There are some of the bigger and better festivals around Tucson each year. There are, of course, many others (too many to list) though.
- Tucson Gem & Mineral Showcase (or a derivation of that name): Early February
You'll read some information online about the show being restricted to wholesalers. There are restricted areas, but much of it is open. My favorite sites to visit or along the west side of I-10 near Congress and at Tucson Electric Park (soon to be called Kino Stadium) on Ajo near I-10. This is the only reason many people come to Tucson as it's one of the most important gem shows in the world.
- La Fiesta de los Vaqueros (Tucson Rodeo): Mid-February
Tucson is the only place I know of where schools get out for the local rodeo. Even the community college has a couple of days off for it. There is a parade, sporting events, music and a fair atmosphere, all at the rodeo grounds on South Sixth Avenue.
- Tucson Meet Yourself: Mid-March
Playfully referred to locally as "Tucson Eat Yourself." It's mostly food from various international vendors, but is also dance, music and other cultural performances from the various cultures and ethnicities that make up Tucson. Definitely come for the food though.
- Pima County Fair: Mid-April
I'm not much for fairs, so it wasn't until I got a gig playing here with a band that I actually came. I have to say that this is a really good fair and they often get some very good musical acts coming through - not just myself ;).
- Tucson Folk Festival: Late April
One of the more well-organized and better music festivals in the city. Local, regional and international acts perform at a two-day, mostly free, mostly outdoors festival in Downtown Tucson.
- Dia de los Muertos: Early November
Although the day is sometimes regarded as the "Mexican version of Halloween," it is actually much more serious and mature as it is a time to remember all those in your life who have passed on. You can watch or you can march along with the procession as it leaves from the intersection of 4th Avenue and University Blvd.
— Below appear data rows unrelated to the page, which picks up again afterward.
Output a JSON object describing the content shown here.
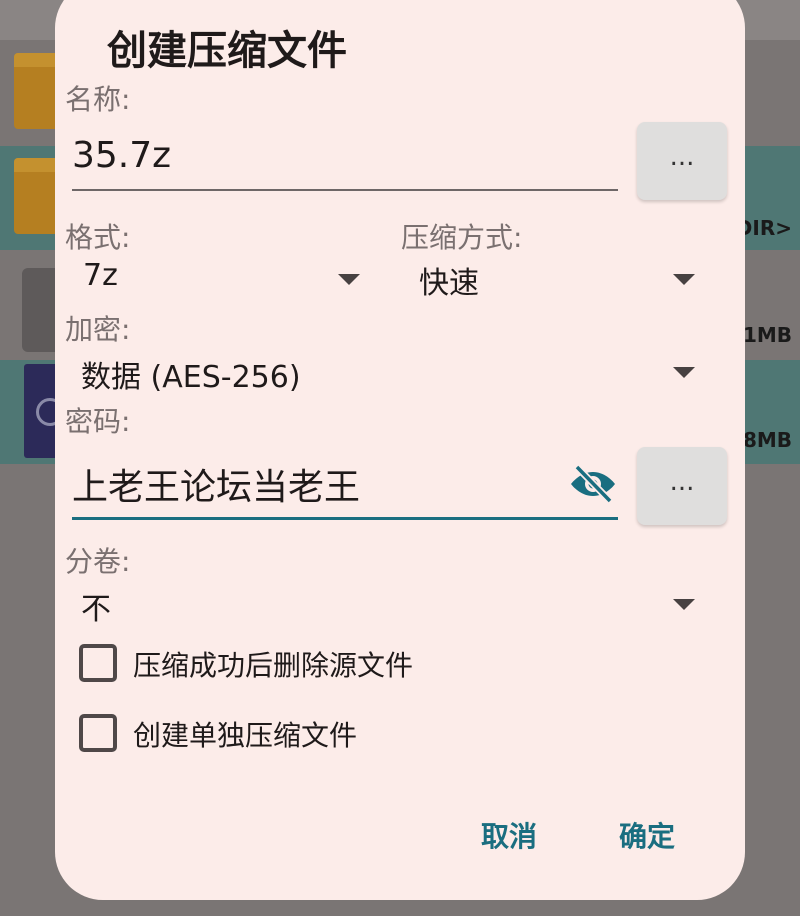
{
  "background": {
    "rows": [
      {
        "meta": ""
      },
      {
        "meta": "DIR>"
      },
      {
        "meta": "1MB"
      },
      {
        "meta": "8MB"
      }
    ]
  },
  "dialog": {
    "title": "创建压缩文件",
    "name_label": "名称:",
    "name_value": "35.7z",
    "more_label": "...",
    "format_label": "格式:",
    "format_value": "7z",
    "compression_label": "压缩方式:",
    "compression_value": "快速",
    "encryption_label": "加密:",
    "encryption_value": "数据 (AES-256)",
    "password_label": "密码:",
    "password_value": "上老王论坛当老王",
    "split_label": "分卷:",
    "split_value": "不",
    "checkbox_delete_source": {
      "label": "压缩成功后删除源文件",
      "checked": false
    },
    "checkbox_separate_archives": {
      "label": "创建单独压缩文件",
      "checked": false
    },
    "cancel_label": "取消",
    "ok_label": "确定",
    "accent_color": "#1a6e80"
  }
}
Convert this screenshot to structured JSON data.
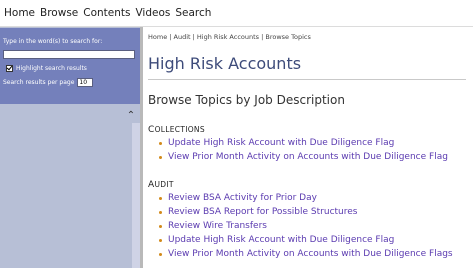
{
  "menu": {
    "items": [
      "Home",
      "Browse",
      "Contents",
      "Videos",
      "Search"
    ]
  },
  "search": {
    "label": "Type in the word(s) to search for:",
    "highlight_label": "Highlight search results",
    "per_page_label": "Search results per page",
    "per_page_value": "10"
  },
  "breadcrumb": "Home | Audit | High Risk Accounts | Browse Topics",
  "page_title": "High Risk Accounts",
  "subtitle": "Browse Topics by Job Description",
  "sections": [
    {
      "cap": "C",
      "rest": "OLLECTIONS",
      "items": [
        "Update High Risk Account with Due Diligence Flag",
        "View Prior Month Activity on Accounts with Due Diligence Flag"
      ]
    },
    {
      "cap": "A",
      "rest": "UDIT",
      "items": [
        "Review BSA Activity for Prior Day",
        "Review BSA Report for Possible Structures",
        "Review Wire Transfers",
        "Update High Risk Account with Due Diligence Flag",
        "View Prior Month Activity on Accounts with Due Diligence Flags"
      ]
    }
  ]
}
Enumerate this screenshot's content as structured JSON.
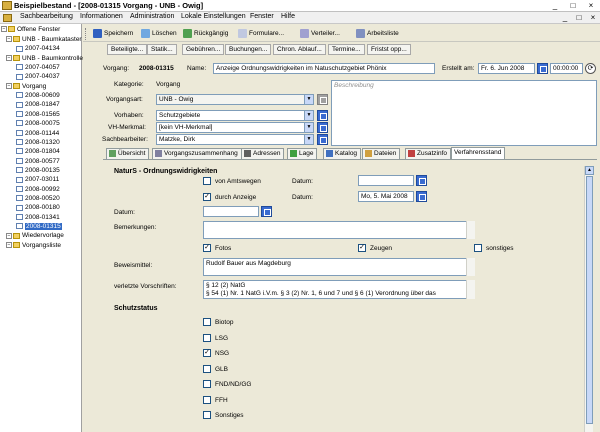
{
  "window": {
    "title": "Beispielbestand - [2008-01315 Vorgang - UNB - Owig]",
    "controls": [
      "_",
      "□",
      "×"
    ]
  },
  "menu": [
    "Sachbearbeitung",
    "Informationen",
    "Administration",
    "Lokale Einstellungen",
    "Fenster",
    "Hilfe"
  ],
  "tree": {
    "root": "Offene Fenster",
    "items": [
      {
        "label": "UNB - Baumkataster",
        "level": 1
      },
      {
        "label": "2007-04134",
        "level": 2
      },
      {
        "label": "UNB - Baumkontrolle",
        "level": 1
      },
      {
        "label": "2007-04057",
        "level": 2
      },
      {
        "label": "2007-04037",
        "level": 2
      },
      {
        "label": "Vorgang",
        "level": 1
      },
      {
        "label": "2008-00609",
        "level": 2
      },
      {
        "label": "2008-01847",
        "level": 2
      },
      {
        "label": "2008-01565",
        "level": 2
      },
      {
        "label": "2008-00075",
        "level": 2
      },
      {
        "label": "2008-01144",
        "level": 2
      },
      {
        "label": "2008-01320",
        "level": 2
      },
      {
        "label": "2008-01804",
        "level": 2
      },
      {
        "label": "2008-00577",
        "level": 2
      },
      {
        "label": "2008-00135",
        "level": 2
      },
      {
        "label": "2007-03011",
        "level": 2
      },
      {
        "label": "2008-00992",
        "level": 2
      },
      {
        "label": "2008-00520",
        "level": 2
      },
      {
        "label": "2008-00180",
        "level": 2
      },
      {
        "label": "2008-01341",
        "level": 2
      },
      {
        "label": "2008-01315",
        "level": 2,
        "selected": true
      },
      {
        "label": "Wiedervorlage",
        "level": 1
      },
      {
        "label": "Vorgangsliste",
        "level": 1
      }
    ]
  },
  "toolbar": {
    "save": "Speichern",
    "delete": "Löschen",
    "undo": "Rückgängig",
    "forms": "Formulare...",
    "distribute": "Verteiler...",
    "worklist": "Arbeitsliste"
  },
  "toolbar2": [
    "Beteiligte...",
    "Statik...",
    "Gebühren...",
    "Buchungen...",
    "Chron. Ablauf...",
    "Termine...",
    "Fristst opp..."
  ],
  "header": {
    "vorgang_label": "Vorgang:",
    "vorgang_value": "2008-01315",
    "name_label": "Name:",
    "name_value": "Anzeige Ordnungswidrigkeiten im Natuschutzgebiet Phönix",
    "created_label": "Erstellt am:",
    "created_date": "Fr. 6. Jun 2008",
    "created_time": "00:00:00"
  },
  "details": {
    "kategorie_label": "Kategorie:",
    "kategorie_value": "Vorgang",
    "vorgangsart_label": "Vorgangsart:",
    "vorgangsart_value": "UNB - Owig",
    "vorhaben_label": "Vorhaben:",
    "vorhaben_value": "Schutzgebiete",
    "vh_merkmal_label": "VH-Merkmal:",
    "vh_merkmal_value": "[kein VH-Merkmal]",
    "sachbearbeiter_label": "Sachbearbeiter:",
    "sachbearbeiter_value": "Matzke, Dirk",
    "beschreibung_placeholder": "Beschreibung"
  },
  "tabs": [
    "Übersicht",
    "Vorgangszusammenhang",
    "Adressen",
    "Lage",
    "Katalog",
    "Dateien",
    "Zusatzinfo",
    "Verfahrensstand"
  ],
  "verfahren": {
    "title": "NaturS - Ordnungswidrigkeiten",
    "von_amtswegen": "von Amtswegen",
    "durch_anzeige": "durch Anzeige",
    "datum_label": "Datum:",
    "datum_anzeige": "Mo, 5. Mai 2008",
    "datum_label2": "Datum:",
    "bemerkungen_label": "Bemerkungen:",
    "fotos": "Fotos",
    "zeugen": "Zeugen",
    "sonstiges": "sonstiges",
    "beweismittel_label": "Beweismittel:",
    "beweismittel_value": "Rudolf Bauer aus Magdeburg",
    "vorschriften_label": "verletzte Vorschriften:",
    "vorschriften_line1": "§ 12 (2) NatG",
    "vorschriften_line2": "§ 54 (1) Nr. 1 NatG i.V.m. § 3 (2) Nr. 1, 6 und 7 und § 6 (1) Verordnung  über das"
  },
  "schutzstatus": {
    "title": "Schutzstatus",
    "items": [
      {
        "label": "Biotop",
        "checked": false
      },
      {
        "label": "LSG",
        "checked": false
      },
      {
        "label": "NSG",
        "checked": true
      },
      {
        "label": "GLB",
        "checked": false
      },
      {
        "label": "FND/ND/GG",
        "checked": false
      },
      {
        "label": "FFH",
        "checked": false
      },
      {
        "label": "Sonstiges",
        "checked": false
      }
    ]
  },
  "colors": {
    "selection": "#316ac5",
    "window_bg": "#ece9d8",
    "field_border": "#7f9db9"
  }
}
Anyone can march. Most who do wear make-up and/or dress up in solemn, mostly black, costumes.
- El Tour de Tucson: Early December
One of the better regarded bicycle races in the country. Tucson's intense bike culture comes into full bloom at this race. Get to the TCC early on Saturday morning to see them off and get back toward evening to see them return. Anyone can enter (for a price), but you better train for it. If visiting during this time, also be sure to check for road closures in the area. There are quite a few, and it's annoying to get stuck in them.
- Winterhaven Festival of Lights: Late December
There are two driving days during the festival, both just before Christmas. As a former Winterhaven resident, I would strongly encourage you to not visit Winterhaven on those nights. It's just not fun. It's best to walk it, strolling along the wide streets in between spectacular light shows. Great for kids, but just as great for adults. Hayrides with hot cider are available at the Christmas Avenue (off Fort Lowell) entrance.
Throughout the month of February Tucson hosts the Tucson Gem and Mineral Show. It is not just one show, however, and is a constantly changing show in a variety of locations. People come from all over the world to show gems, minerals, fossils and a variety of other items. I look forward to it because my cousin comes down from Berkeley and we have dinner together. The photos are from his display. The third photo is a 7 million year old skull of a huge hyena type animal. It can be yours for $12,000. His store is listed on VT under Berkeley Shopping Tips. The 2009 Gem and Mineral Show is kicking off the end of January and will last most of the way through February. The show is smaller this year due to the economy and prices are cheaper.